Japan provides $31 million for new classrooms at two rural schools
Photo: Jamaica Information Service.
New classrooms are to be constructed at the Black River High School in St. Elizabeth and the Portland-based Fair Prospect Primary School at a total cost of $31 million.
The project is being undertaken through grant funding from the Government of Japan under the Japan Grassroots Human Security Project.
Four classrooms are to be added at Black River High for approximately $20 million and two at Fair Prospect Primary for about $11 million.
Minister of Education, Youth & Information, Senator Ruel Reid, welcomed the assistance from the Government of Japan.
“Both Black River High and Fair Prospect Primary are in need of support. We intend to do further work and it’s on our budget to build out the capacity of Black River High School, so that they can come off the shift (system),” he said at the grant signing ceremony at the Ministry last Friday.
Senator Reid called on the students and teachers of both institutions to appreciate the investments being made.

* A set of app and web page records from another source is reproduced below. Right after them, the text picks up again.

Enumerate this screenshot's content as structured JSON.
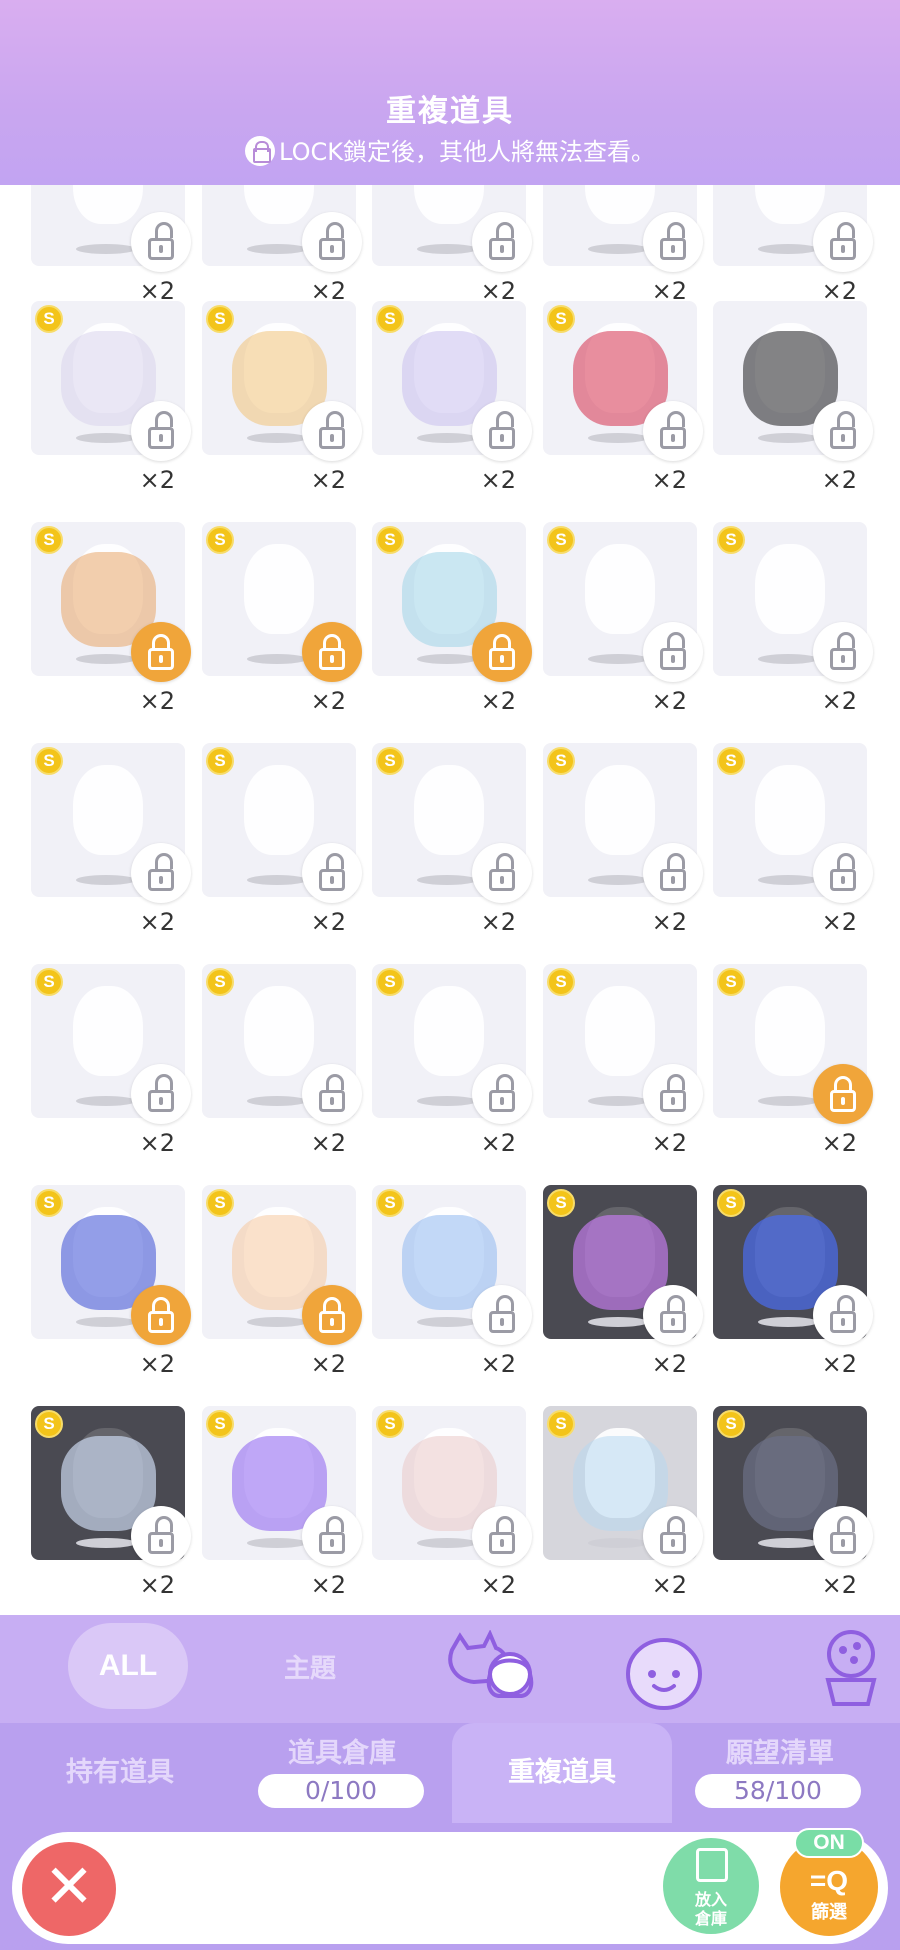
{
  "header": {
    "title": "重複道具",
    "subtitle": "LOCK鎖定後，其他人將無法查看。"
  },
  "items": [
    {
      "row": 0,
      "col": 0,
      "qty": "×2",
      "lock": "off",
      "coin": false,
      "bg": "light"
    },
    {
      "row": 0,
      "col": 1,
      "qty": "×2",
      "lock": "off",
      "coin": false,
      "bg": "light"
    },
    {
      "row": 0,
      "col": 2,
      "qty": "×2",
      "lock": "off",
      "coin": false,
      "bg": "light"
    },
    {
      "row": 0,
      "col": 3,
      "qty": "×2",
      "lock": "off",
      "coin": false,
      "bg": "light"
    },
    {
      "row": 0,
      "col": 4,
      "qty": "×2",
      "lock": "off",
      "coin": false,
      "bg": "light"
    },
    {
      "row": 1,
      "col": 0,
      "qty": "×2",
      "lock": "off",
      "coin": true,
      "bg": "light",
      "art": "#d9d3ec"
    },
    {
      "row": 1,
      "col": 1,
      "qty": "×2",
      "lock": "off",
      "coin": true,
      "bg": "light",
      "art": "#f0c37a"
    },
    {
      "row": 1,
      "col": 2,
      "qty": "×2",
      "lock": "off",
      "coin": true,
      "bg": "light",
      "art": "#c9c0ef"
    },
    {
      "row": 1,
      "col": 3,
      "qty": "×2",
      "lock": "off",
      "coin": true,
      "bg": "light",
      "art": "#d6324f"
    },
    {
      "row": 1,
      "col": 4,
      "qty": "×2",
      "lock": "off",
      "coin": false,
      "bg": "light",
      "art": "#1d1d21"
    },
    {
      "row": 2,
      "col": 0,
      "qty": "×2",
      "lock": "on",
      "coin": true,
      "bg": "light",
      "art": "#e8a66a"
    },
    {
      "row": 2,
      "col": 1,
      "qty": "×2",
      "lock": "on",
      "coin": true,
      "bg": "light"
    },
    {
      "row": 2,
      "col": 2,
      "qty": "×2",
      "lock": "on",
      "coin": true,
      "bg": "light",
      "art": "#9fd4e8"
    },
    {
      "row": 2,
      "col": 3,
      "qty": "×2",
      "lock": "off",
      "coin": true,
      "bg": "light"
    },
    {
      "row": 2,
      "col": 4,
      "qty": "×2",
      "lock": "off",
      "coin": true,
      "bg": "light"
    },
    {
      "row": 3,
      "col": 0,
      "qty": "×2",
      "lock": "off",
      "coin": true,
      "bg": "light"
    },
    {
      "row": 3,
      "col": 1,
      "qty": "×2",
      "lock": "off",
      "coin": true,
      "bg": "light"
    },
    {
      "row": 3,
      "col": 2,
      "qty": "×2",
      "lock": "off",
      "coin": true,
      "bg": "light"
    },
    {
      "row": 3,
      "col": 3,
      "qty": "×2",
      "lock": "off",
      "coin": true,
      "bg": "light"
    },
    {
      "row": 3,
      "col": 4,
      "qty": "×2",
      "lock": "off",
      "coin": true,
      "bg": "light"
    },
    {
      "row": 4,
      "col": 0,
      "qty": "×2",
      "lock": "off",
      "coin": true,
      "bg": "light"
    },
    {
      "row": 4,
      "col": 1,
      "qty": "×2",
      "lock": "off",
      "coin": true,
      "bg": "light"
    },
    {
      "row": 4,
      "col": 2,
      "qty": "×2",
      "lock": "off",
      "coin": true,
      "bg": "light"
    },
    {
      "row": 4,
      "col": 3,
      "qty": "×2",
      "lock": "off",
      "coin": true,
      "bg": "light"
    },
    {
      "row": 4,
      "col": 4,
      "qty": "×2",
      "lock": "on",
      "coin": true,
      "bg": "light"
    },
    {
      "row": 5,
      "col": 0,
      "qty": "×2",
      "lock": "on",
      "coin": true,
      "bg": "light",
      "art": "#3b4fd6"
    },
    {
      "row": 5,
      "col": 1,
      "qty": "×2",
      "lock": "on",
      "coin": true,
      "bg": "light",
      "art": "#f5c9a0"
    },
    {
      "row": 5,
      "col": 2,
      "qty": "×2",
      "lock": "off",
      "coin": true,
      "bg": "light",
      "art": "#8fb8f0"
    },
    {
      "row": 5,
      "col": 3,
      "qty": "×2",
      "lock": "off",
      "coin": true,
      "bg": "dark",
      "art": "#c07ae8"
    },
    {
      "row": 5,
      "col": 4,
      "qty": "×2",
      "lock": "off",
      "coin": true,
      "bg": "dark",
      "art": "#4a6cf0"
    },
    {
      "row": 6,
      "col": 0,
      "qty": "×2",
      "lock": "off",
      "coin": true,
      "bg": "dark",
      "art": "#c9d6ec"
    },
    {
      "row": 6,
      "col": 1,
      "qty": "×2",
      "lock": "off",
      "coin": true,
      "bg": "light",
      "art": "#8a5ef0"
    },
    {
      "row": 6,
      "col": 2,
      "qty": "×2",
      "lock": "off",
      "coin": true,
      "bg": "light",
      "art": "#e9c9c9"
    },
    {
      "row": 6,
      "col": 3,
      "qty": "×2",
      "lock": "off",
      "coin": true,
      "bg": "mid",
      "art": "#b8d8f0"
    },
    {
      "row": 6,
      "col": 4,
      "qty": "×2",
      "lock": "off",
      "coin": true,
      "bg": "dark",
      "art": "#6b6f86"
    }
  ],
  "categories": {
    "all": "ALL",
    "theme": "主題"
  },
  "tabs": {
    "owned": "持有道具",
    "storage": "道具倉庫",
    "storage_count": "0/100",
    "duplicate": "重複道具",
    "wishlist": "願望清單",
    "wishlist_count": "58/100"
  },
  "bottom": {
    "close_symbol": "✕",
    "storage_button_line1": "放入",
    "storage_button_line2": "倉庫",
    "filter_on": "ON",
    "filter_glyph": "=Q",
    "filter_label": "篩選"
  },
  "colors": {
    "header": "#c9a6f0",
    "lock_on": "#f0a53a",
    "coin": "#f3c41a",
    "close": "#ee6767",
    "storage_btn": "#7fdca9",
    "filter_btn": "#f5a62e"
  }
}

“Don’t expect us to be making so much investment in our schools and we’re not getting returns, so we have to always encourage accountability and performance. We are encouraging discipline among our students and our teachers and all of this is putting together a package to build a better Jamaica,” he said.
Ambassador of Japan to Jamaica, His Excellency Hiromasa Yamazaki, in his remarks, said the resources being provided will ultimately strengthen the learning environment at the institutions.
He informed that the grant signing ceremony was the sixth in Jamaica under the Japan Grassroots Human Security Project since the start of his tenure five months ago.
“I have signed five grant contracts providing funding assistance to Jamaica’s health and education sectors in respect of the St. Ann’s Bay Hospital, Oracabessa Primary School, Spanish Town Hospital, Iris Gelly Primary and Buff Bay Primary with total funding in excess of $30 million,” he indicated.
Chairman of Black River High School, Vincent Guthrie, expressed gratitude for the improvements to be undertaken.
“It’s a big boost. The challenge that the Black River High School faces is chiefly about classrooms space. The school has been on shift for several years…and has outgrown its capacity. Our big thrust now is to get the school off shift so one of our targets is to see if we can indeed get adequate classrooms, maybe about 10, to be able to take the school off shift,” he said.
Principal of Fair Prospect Primary, Juliet Bailey-Walters, said the institution of 212 pupils also faces overcrowding and has had to find innovate ways to accommodate students.
“We are very grateful, because I know that this will go a very far way to improve the ambiance of the school and improve teaching and learning,” she noted.
Through the Grassroots Human Security Project, the Government of Japan offers financial assistance for development programmes designed to meet the diverse needs in rural communities of developing countries.